What effect would a U.S. decryption mandate have for international human rights? Would Burr-Feinstein or something like it hurt dissidents and journalists living under authoritarian governments? It depends who you ask—but the answer you get will probably tell you more about that person’s view of the domestic decryption debate than about how other nations are likely to respond to U.S. encryption policy.
In the attached essay, I argue for a more pragmatic, realistic, and factually informed debate over the international consequences of U.S. encryption policy. Below are a few key points on the matter.
First, it’s perfectly rational to believe that some overriding principle resolves this debate one way or another—for example, that the United States’ obligation to stand with dissidents is so sacred that any harm to dissidents outweighs even great harm to domestic law enforcement. But most Americans—and that includes most members of Congress—are not ideologically precommitted to support or oppose a decryption mandate. For these pragmatic observers, whether the United States should forswear a tool that (for purposes of argument) might be desirable as a matter of domestic policy will depend on whether or not what the United States does domestically will in fact have significant consequences overseas.
Second, it is an open question whether, and to what extent, a U.S. decryption law would reverberate internationally. It may be that the United States’ example exerts little influence internationally, or that other countries’ determination to control the technology available to their citizens is sufficiently strong to overcome any US influence. Alternatively, even if a domestic decryption mandate would exert some drag on U.S. credibility internationally, it might still be possible to deny some weak authoritarian states access to equivalent tools. If the causal link between U.S. domestic policy and international developments is weak, then international effects should carry relatively little weight in deciding whether a decryption mandate is a good idea. If the causality is strong, those international consequences should carry relatively more weight.

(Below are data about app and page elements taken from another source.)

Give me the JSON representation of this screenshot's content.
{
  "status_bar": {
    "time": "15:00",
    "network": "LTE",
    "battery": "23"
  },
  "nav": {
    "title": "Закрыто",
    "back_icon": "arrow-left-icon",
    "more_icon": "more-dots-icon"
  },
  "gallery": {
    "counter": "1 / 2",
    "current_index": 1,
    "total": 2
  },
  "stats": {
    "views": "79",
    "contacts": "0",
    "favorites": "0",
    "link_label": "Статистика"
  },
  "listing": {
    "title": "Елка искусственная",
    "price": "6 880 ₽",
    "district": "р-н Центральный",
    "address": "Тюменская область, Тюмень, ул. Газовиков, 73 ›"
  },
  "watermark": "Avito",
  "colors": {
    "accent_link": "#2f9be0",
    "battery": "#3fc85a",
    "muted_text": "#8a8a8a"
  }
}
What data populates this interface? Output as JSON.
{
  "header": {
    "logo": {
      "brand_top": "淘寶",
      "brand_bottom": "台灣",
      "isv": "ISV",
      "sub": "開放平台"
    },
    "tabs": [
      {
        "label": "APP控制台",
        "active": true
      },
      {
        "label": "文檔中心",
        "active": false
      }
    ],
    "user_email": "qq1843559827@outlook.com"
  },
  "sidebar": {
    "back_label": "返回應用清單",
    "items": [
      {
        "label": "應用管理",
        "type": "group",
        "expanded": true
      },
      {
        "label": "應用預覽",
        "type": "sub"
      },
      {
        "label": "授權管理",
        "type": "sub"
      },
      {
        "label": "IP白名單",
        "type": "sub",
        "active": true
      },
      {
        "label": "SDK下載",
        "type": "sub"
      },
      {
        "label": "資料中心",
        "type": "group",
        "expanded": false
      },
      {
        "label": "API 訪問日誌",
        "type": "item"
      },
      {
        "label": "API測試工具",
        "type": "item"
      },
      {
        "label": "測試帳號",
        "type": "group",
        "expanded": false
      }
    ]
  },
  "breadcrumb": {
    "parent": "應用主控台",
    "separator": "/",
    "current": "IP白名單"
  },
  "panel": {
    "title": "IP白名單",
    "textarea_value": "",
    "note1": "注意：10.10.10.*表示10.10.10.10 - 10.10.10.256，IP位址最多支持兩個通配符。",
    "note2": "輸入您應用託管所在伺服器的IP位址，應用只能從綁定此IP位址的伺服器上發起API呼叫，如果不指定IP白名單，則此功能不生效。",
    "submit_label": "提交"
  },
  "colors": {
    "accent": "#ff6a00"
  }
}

Third, this analysis this calls for predictive judgments—which can’t be made with absolute certainty—rather than hard, empirically validated facts. That doesn’t mean, however, that the debate about the international human-rights consequences of U.S. decryption policy is doomed to take place in a factual vacuum. These are the same type of predictive judgments about other states’ anticipated behavior that analysts routinely form and on which policymakers routinely rely in making foreign policy. Reasonable default assumptions are that national interest, capability, relative power, and other mostly objective and knowable factors will shape what other nations seek to do, and what they are able to do. Well-informed forecasts of this type are as sound a basis for policymaking in the encryption debate as they are in political, military, and economic affairs more broadly.
Fourth, it is important to distinguish among those foreign states that U.S. policy aims to influence. Authoritarian great powers have the technical sophistication and economic clout to ensure that foreign technology is, as the Chinese government puts it, “controllable” by the state—regardless of what the United States does. On the other hand, weak, technologically unsophisticated authoritarian states with little market power may be less able to control which products are available to users in their countries. Arguments about the international human-rights consequences of U.S. encryption policy should account for the fact that not all authoritarian governments are equally capable of resisting U.S. policy. That China and Russia will go their own way regardless of what the United States does, even if true, is not an argument-ender; the ability to constrain less-powerful illiberal states may in itself be a significant consideration.
Finally, I offer some unsolicited advice to the parties to the debate. Because most Americans are not ideologically precommitted to one outcome or another, arguments phrased in terms of rigid principles are less likely to persuade than arguments focused on the specific costs that a decryption mandate would impose or the specific benefits it would confer. That means that instead of exchanging pre-baked, ideologically rooted conclusions, the parties would be well-advised to focus on building out a factual record to support their claims.
That means explaining, in specific and concrete terms, how and to what extent a U.S. decryption mandate would, or would not, matter overseas. For example, opponents will want to show that analogous technologies developed for legitimate law-enforcement use have tended to “leak out” to autocracies. Conversely, proponents will want to muster evidence that other countries will proceed with their own decryption laws regardless of what the United States does—or, more subtly, that powerful autocracies will proceed while weaker ones can be pressured or coerced to forgo mandatory decryption even if the United States goes ahead with such a policy.